For the listing that follows, report how many lines contain the word "арматура", giving the number and no other text.

>>>

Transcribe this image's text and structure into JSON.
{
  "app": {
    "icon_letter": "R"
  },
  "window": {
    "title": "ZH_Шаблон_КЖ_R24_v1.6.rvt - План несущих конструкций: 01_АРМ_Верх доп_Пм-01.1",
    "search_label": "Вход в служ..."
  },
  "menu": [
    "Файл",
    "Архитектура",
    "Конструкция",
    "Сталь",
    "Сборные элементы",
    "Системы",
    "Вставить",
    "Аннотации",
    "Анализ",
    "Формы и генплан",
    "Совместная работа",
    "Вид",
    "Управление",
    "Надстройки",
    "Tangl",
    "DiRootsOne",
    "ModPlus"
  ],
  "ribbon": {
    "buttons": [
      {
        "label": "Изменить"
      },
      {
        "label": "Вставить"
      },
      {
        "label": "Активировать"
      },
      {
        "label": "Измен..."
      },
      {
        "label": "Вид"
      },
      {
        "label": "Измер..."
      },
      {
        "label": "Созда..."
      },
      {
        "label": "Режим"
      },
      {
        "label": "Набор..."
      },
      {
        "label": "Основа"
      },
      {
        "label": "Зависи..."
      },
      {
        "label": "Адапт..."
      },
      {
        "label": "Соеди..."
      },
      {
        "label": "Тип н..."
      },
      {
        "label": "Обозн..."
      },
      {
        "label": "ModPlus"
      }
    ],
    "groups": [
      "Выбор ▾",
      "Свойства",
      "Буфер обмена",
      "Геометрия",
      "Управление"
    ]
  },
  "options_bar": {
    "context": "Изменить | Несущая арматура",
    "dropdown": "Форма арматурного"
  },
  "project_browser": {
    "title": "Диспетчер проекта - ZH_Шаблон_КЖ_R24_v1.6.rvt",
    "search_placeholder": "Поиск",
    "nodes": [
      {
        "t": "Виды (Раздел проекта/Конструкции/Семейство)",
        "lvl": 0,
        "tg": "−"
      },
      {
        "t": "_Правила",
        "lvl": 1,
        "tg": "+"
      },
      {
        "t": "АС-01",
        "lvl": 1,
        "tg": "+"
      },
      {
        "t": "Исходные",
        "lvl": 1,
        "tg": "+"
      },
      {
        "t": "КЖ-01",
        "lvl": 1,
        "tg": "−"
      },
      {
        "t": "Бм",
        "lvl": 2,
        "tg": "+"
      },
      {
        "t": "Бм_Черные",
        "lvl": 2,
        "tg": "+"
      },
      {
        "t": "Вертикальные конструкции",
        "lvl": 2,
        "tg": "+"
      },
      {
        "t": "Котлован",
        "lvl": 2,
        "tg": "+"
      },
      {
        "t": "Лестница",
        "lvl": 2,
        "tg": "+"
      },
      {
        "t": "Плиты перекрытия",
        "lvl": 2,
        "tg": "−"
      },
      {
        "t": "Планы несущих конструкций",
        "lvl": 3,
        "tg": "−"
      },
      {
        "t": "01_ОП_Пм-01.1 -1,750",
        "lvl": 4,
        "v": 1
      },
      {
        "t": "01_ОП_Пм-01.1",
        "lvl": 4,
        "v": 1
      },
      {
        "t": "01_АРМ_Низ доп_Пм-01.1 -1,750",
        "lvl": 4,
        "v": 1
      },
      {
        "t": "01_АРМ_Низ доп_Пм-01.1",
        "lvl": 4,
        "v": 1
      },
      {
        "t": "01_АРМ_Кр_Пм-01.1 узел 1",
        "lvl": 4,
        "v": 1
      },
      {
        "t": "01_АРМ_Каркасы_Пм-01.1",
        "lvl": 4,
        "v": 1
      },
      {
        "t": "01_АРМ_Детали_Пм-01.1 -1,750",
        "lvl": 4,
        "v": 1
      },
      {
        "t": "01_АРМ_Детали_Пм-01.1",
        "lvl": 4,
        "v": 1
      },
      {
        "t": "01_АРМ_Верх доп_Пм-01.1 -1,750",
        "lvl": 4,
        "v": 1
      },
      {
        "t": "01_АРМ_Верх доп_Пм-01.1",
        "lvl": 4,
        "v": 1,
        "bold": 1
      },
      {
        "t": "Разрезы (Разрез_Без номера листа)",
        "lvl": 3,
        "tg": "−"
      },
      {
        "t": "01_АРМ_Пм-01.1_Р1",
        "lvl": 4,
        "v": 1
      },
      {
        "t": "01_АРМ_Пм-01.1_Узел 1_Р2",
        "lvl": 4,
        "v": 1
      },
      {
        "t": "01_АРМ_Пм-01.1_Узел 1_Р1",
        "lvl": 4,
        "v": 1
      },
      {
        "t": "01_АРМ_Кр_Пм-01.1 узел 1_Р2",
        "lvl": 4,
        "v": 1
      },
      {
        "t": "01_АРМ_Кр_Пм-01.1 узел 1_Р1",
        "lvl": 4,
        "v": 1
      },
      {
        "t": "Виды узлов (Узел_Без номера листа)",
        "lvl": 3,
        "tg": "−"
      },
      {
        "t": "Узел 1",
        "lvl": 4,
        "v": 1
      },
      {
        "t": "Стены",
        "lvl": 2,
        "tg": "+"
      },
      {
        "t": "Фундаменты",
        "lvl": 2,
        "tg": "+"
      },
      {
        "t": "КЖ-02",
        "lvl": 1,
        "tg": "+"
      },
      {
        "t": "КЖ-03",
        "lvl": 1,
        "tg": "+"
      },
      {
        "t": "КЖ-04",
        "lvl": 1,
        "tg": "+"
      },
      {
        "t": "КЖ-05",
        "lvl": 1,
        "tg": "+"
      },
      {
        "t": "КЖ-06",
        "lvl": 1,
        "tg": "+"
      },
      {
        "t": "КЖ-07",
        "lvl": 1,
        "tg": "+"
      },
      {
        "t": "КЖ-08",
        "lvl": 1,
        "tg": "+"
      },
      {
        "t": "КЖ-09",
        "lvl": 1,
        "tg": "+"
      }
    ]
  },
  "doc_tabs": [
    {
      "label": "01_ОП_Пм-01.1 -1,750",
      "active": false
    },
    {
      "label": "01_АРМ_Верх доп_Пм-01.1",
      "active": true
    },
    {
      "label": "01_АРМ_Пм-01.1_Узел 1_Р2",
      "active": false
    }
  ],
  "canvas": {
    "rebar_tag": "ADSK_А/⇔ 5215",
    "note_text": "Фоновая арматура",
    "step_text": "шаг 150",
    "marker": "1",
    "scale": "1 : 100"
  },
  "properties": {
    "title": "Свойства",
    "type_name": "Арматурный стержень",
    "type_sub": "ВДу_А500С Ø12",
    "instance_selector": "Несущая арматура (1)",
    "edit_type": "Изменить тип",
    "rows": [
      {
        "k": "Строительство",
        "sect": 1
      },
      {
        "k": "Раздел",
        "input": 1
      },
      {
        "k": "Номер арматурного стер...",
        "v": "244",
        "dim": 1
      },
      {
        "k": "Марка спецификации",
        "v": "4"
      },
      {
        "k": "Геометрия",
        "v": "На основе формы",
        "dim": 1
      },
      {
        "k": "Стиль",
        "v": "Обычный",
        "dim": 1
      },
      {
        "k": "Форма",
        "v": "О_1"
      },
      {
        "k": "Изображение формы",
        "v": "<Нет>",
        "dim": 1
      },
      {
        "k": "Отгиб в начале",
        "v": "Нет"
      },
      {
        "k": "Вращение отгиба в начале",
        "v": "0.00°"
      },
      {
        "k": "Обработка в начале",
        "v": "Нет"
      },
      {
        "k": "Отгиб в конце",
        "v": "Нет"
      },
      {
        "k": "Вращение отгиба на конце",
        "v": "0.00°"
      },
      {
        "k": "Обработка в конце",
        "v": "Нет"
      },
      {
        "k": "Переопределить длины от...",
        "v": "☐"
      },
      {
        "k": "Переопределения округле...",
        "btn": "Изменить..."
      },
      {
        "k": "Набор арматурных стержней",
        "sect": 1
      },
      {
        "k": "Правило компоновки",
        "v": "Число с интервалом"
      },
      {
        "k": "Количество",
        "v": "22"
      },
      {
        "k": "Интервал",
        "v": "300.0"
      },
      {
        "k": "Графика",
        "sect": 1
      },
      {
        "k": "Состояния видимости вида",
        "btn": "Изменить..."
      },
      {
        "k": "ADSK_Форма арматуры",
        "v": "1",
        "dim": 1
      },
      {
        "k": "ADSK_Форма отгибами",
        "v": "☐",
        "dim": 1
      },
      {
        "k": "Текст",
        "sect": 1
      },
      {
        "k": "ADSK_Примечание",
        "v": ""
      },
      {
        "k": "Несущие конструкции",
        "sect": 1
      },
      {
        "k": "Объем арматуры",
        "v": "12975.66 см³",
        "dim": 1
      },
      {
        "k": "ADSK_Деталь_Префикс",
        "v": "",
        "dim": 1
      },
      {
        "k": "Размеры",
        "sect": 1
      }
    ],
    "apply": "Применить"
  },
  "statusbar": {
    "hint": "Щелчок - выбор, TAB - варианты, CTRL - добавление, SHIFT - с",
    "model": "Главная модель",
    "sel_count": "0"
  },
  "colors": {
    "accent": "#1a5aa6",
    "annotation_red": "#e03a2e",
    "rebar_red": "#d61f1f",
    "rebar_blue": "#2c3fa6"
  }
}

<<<

Result of the exercise ▸ 3